### What to produce
Could you print every record below exactly as it appears?

Extracted data entries
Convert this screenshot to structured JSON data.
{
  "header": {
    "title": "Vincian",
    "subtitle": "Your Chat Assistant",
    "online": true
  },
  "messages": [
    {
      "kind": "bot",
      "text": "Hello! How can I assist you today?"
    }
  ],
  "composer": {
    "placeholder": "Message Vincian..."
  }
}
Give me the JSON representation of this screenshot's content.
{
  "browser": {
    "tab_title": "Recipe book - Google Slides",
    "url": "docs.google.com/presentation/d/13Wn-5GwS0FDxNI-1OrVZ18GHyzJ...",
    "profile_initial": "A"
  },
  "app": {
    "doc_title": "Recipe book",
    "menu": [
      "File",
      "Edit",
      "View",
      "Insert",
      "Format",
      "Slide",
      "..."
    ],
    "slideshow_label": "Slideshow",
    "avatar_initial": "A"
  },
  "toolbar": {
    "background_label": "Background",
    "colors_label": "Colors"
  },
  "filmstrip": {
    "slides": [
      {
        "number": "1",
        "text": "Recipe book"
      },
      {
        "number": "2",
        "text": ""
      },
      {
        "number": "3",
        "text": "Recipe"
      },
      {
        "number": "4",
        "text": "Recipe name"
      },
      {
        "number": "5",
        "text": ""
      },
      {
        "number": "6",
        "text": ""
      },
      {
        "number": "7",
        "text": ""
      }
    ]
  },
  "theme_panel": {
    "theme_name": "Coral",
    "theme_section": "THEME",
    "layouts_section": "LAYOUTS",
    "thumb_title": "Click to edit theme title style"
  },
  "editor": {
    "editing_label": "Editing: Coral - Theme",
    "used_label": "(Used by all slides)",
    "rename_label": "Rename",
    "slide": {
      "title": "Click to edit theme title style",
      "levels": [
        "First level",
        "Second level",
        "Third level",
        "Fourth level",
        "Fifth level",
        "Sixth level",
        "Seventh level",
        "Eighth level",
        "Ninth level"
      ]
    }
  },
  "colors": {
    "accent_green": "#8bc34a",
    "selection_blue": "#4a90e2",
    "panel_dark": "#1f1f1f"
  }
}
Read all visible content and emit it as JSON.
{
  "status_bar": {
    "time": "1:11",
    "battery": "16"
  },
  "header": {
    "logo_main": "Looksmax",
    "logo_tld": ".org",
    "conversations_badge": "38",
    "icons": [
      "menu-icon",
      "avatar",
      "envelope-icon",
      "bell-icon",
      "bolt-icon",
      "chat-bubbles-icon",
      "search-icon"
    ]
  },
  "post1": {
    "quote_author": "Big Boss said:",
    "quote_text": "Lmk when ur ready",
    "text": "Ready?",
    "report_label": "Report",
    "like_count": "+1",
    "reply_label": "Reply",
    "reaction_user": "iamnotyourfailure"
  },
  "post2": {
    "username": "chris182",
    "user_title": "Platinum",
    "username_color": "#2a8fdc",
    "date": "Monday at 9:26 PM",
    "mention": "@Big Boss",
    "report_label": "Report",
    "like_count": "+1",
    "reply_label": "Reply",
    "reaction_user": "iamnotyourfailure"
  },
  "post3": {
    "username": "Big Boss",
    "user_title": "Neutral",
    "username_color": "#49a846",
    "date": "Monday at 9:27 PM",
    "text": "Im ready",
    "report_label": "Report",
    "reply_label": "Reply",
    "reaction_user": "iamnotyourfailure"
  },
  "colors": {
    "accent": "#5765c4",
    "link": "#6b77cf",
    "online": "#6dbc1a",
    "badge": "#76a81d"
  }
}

### Written answer
Convert this screenshot to structured JSON data.
{
  "header": {
    "title": "Vincian",
    "subtitle": "Your Chat Assistant",
    "online": true
  },
  "messages": [
    {
      "kind": "bot",
      "text": "Hello! How can I assist you today?"
    }
  ],
  "composer": {
    "placeholder": "Message Vincian..."
  }
}
Give me the JSON representation of this screenshot's content.
{
  "browser": {
    "tab_title": "Recipe book - Google Slides",
    "url": "docs.google.com/presentation/d/13Wn-5GwS0FDxNI-1OrVZ18GHyzJ...",
    "profile_initial": "A"
  },
  "app": {
    "doc_title": "Recipe book",
    "menu": [
      "File",
      "Edit",
      "View",
      "Insert",
      "Format",
      "Slide",
      "..."
    ],
    "slideshow_label": "Slideshow",
    "avatar_initial": "A"
  },
  "toolbar": {
    "background_label": "Background",
    "colors_label": "Colors"
  },
  "filmstrip": {
    "slides": [
      {
        "number": "1",
        "text": "Recipe book"
      },
      {
        "number": "2",
        "text": ""
      },
      {
        "number": "3",
        "text": "Recipe"
      },
      {
        "number": "4",
        "text": "Recipe name"
      },
      {
        "number": "5",
        "text": ""
      },
      {
        "number": "6",
        "text": ""
      },
      {
        "number": "7",
        "text": ""
      }
    ]
  },
  "theme_panel": {
    "theme_name": "Coral",
    "theme_section": "THEME",
    "layouts_section": "LAYOUTS",
    "thumb_title": "Click to edit theme title style"
  },
  "editor": {
    "editing_label": "Editing: Coral - Theme",
    "used_label": "(Used by all slides)",
    "rename_label": "Rename",
    "slide": {
      "title": "Click to edit theme title style",
      "levels": [
        "First level",
        "Second level",
        "Third level",
        "Fourth level",
        "Fifth level",
        "Sixth level",
        "Seventh level",
        "Eighth level",
        "Ninth level"
      ]
    }
  },
  "colors": {
    "accent_green": "#8bc34a",
    "selection_blue": "#4a90e2",
    "panel_dark": "#1f1f1f"
  }
}
Read all visible content and emit it as JSON.
{
  "status_bar": {
    "time": "1:11",
    "battery": "16"
  },
  "header": {
    "logo_main": "Looksmax",
    "logo_tld": ".org",
    "conversations_badge": "38",
    "icons": [
      "menu-icon",
      "avatar",
      "envelope-icon",
      "bell-icon",
      "bolt-icon",
      "chat-bubbles-icon",
      "search-icon"
    ]
  },
  "post1": {
    "quote_author": "Big Boss said:",
    "quote_text": "Lmk when ur ready",
    "text": "Ready?",
    "report_label": "Report",
    "like_count": "+1",
    "reply_label": "Reply",
    "reaction_user": "iamnotyourfailure"
  },
  "post2": {
    "username": "chris182",
    "user_title": "Platinum",
    "username_color": "#2a8fdc",
    "date": "Monday at 9:26 PM",
    "mention": "@Big Boss",
    "report_label": "Report",
    "like_count": "+1",
    "reply_label": "Reply",
    "reaction_user": "iamnotyourfailure"
  },
  "post3": {
    "username": "Big Boss",
    "user_title": "Neutral",
    "username_color": "#49a846",
    "date": "Monday at 9:27 PM",
    "text": "Im ready",
    "report_label": "Report",
    "reply_label": "Reply",
    "reaction_user": "iamnotyourfailure"
  },
  "colors": {
    "accent": "#5765c4",
    "link": "#6b77cf",
    "online": "#6dbc1a",
    "badge": "#76a81d"
  }
}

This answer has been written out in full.